It is with much regret and frustration that we note that only in the final section of the paper is it acknowledged that “Overcrowding cannot be seen as an issue isolated from wider housing policy. It is a symptom of pressure on housing supply in the same way as homelessness and lack of affordability.” Nothing in the preceding pages proposes anything that might relieve this pressure.
1. The government cannot rely on making existing resources stretch further by revising allocations of social housing or by the farcical policy of encouraging ‘under-occupiers’ to move out of their homes. Only a house-building programme that meets the needs of the projected populations concerned, together with an interim policy of making existing social housing at least adequate in size and fit for living in, will do.
2. With this in mind we recommend that the government retains and extends the original definition of overcrowding as that which denies ‘adequate space’ to its habitants, to housing policy in general. Though the specific criteria should be revised in line with increased wealth and living standards, it is the opinion of the Future Cities Project that this rather old standard is an important one – not least because it isn’t being met seventy years after it was formulated.
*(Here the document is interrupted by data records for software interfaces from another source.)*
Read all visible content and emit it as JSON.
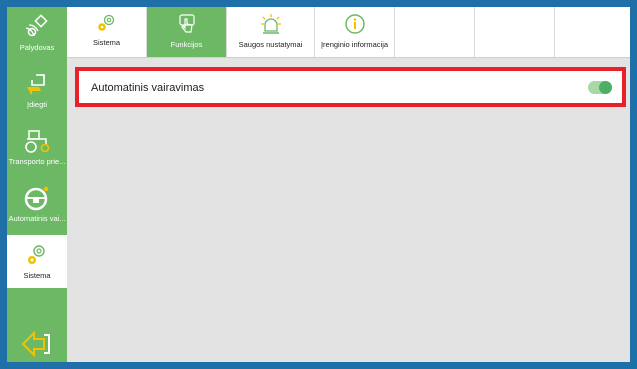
{
  "sidebar": {
    "items": [
      {
        "label": "Palydovas",
        "icon": "satellite-icon"
      },
      {
        "label": "Įdiegti",
        "icon": "install-icon"
      },
      {
        "label": "Transporto prie...",
        "icon": "tractor-icon"
      },
      {
        "label": "Automatinis vai...",
        "icon": "steering-wheel-icon"
      },
      {
        "label": "Sistema",
        "icon": "gear-icon"
      }
    ],
    "back_icon": "back-arrow-icon"
  },
  "tabs": [
    {
      "label": "Sistema",
      "icon": "gear-icon"
    },
    {
      "label": "Funkcijos",
      "icon": "touch-hand-icon"
    },
    {
      "label": "Saugos nustatymai",
      "icon": "warning-light-icon"
    },
    {
      "label": "Įrenginio informacija",
      "icon": "info-icon"
    }
  ],
  "settings": {
    "auto_steering_label": "Automatinis vairavimas",
    "auto_steering_enabled": true
  },
  "colors": {
    "accent": "#6cb865",
    "highlight": "#e8202a",
    "toggle_on": "#4eae63",
    "gear": "#f2c200"
  }
}
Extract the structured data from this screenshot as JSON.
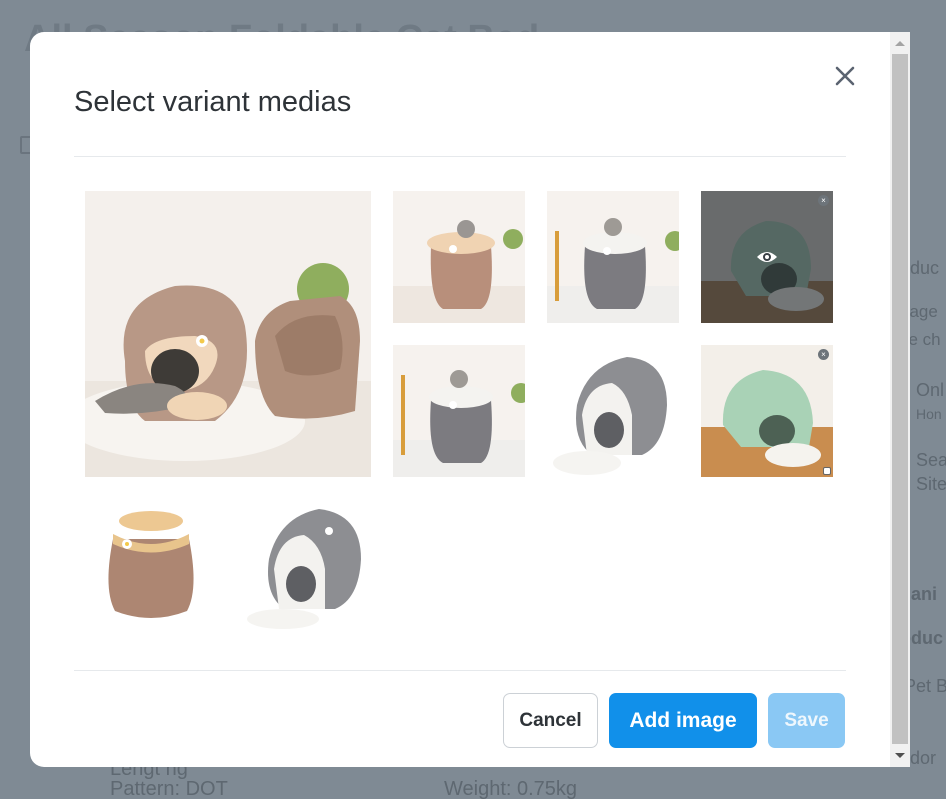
{
  "background": {
    "title": "All Season Foldable Cat Bed",
    "right_fragments": [
      "oduc",
      "nage",
      "se ch",
      "Onl",
      "Hon",
      "Sea",
      "Site",
      "gani",
      "oduc",
      "Pet B",
      "ndor"
    ],
    "bottom_left": "Pattern: DOT",
    "bottom_left_partial": "Lengt   ng",
    "bottom_right": "Weight: 0.75kg"
  },
  "modal": {
    "title": "Select variant medias",
    "close_icon": "close-icon",
    "media": [
      {
        "desc": "beige-and-brown-cat-beds-with-cat",
        "selected": false
      },
      {
        "desc": "brown-honey-pot-bed-with-cat",
        "selected": false
      },
      {
        "desc": "grey-honey-pot-bed-with-cat",
        "selected": false
      },
      {
        "desc": "green-bed-hover-preview",
        "selected": false,
        "hovered": true
      },
      {
        "desc": "grey-honey-pot-bed-with-cat-2",
        "selected": false
      },
      {
        "desc": "grey-bed-with-cushion",
        "selected": false
      },
      {
        "desc": "green-bed-on-wood-floor",
        "selected": false
      },
      {
        "desc": "brown-honey-pot-bed",
        "selected": false
      },
      {
        "desc": "grey-bed-with-cushion-2",
        "selected": false
      }
    ],
    "buttons": {
      "cancel": "Cancel",
      "add_image": "Add image",
      "save": "Save"
    }
  },
  "colors": {
    "primary": "#1190ea",
    "primary_disabled": "#8ac8f4",
    "overlay": "#7f8a94"
  }
}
3. The ‘coordinated approach’ advocated in the paper may sound pragmatic and concerned with better partnership working, but it belies an intent to promote unwarranted interventions by housing associations, local authorities etc, in the lives of tenants and home-owners alike, and in the context of incontestable resource constraint. The measure of good policy in this area should not be how joined-up it is or how it impacts on official prescriptions of what constitutes the ‘well-being’ of those living in overcrowded conditions, but the extent to which those conditions are relieved. Such an approach cannot be resource neutral and requires bold policy and even bolder representations to the Chancellor of the Exchequer. A little more empiricism and a little less emoting should help to achieve this.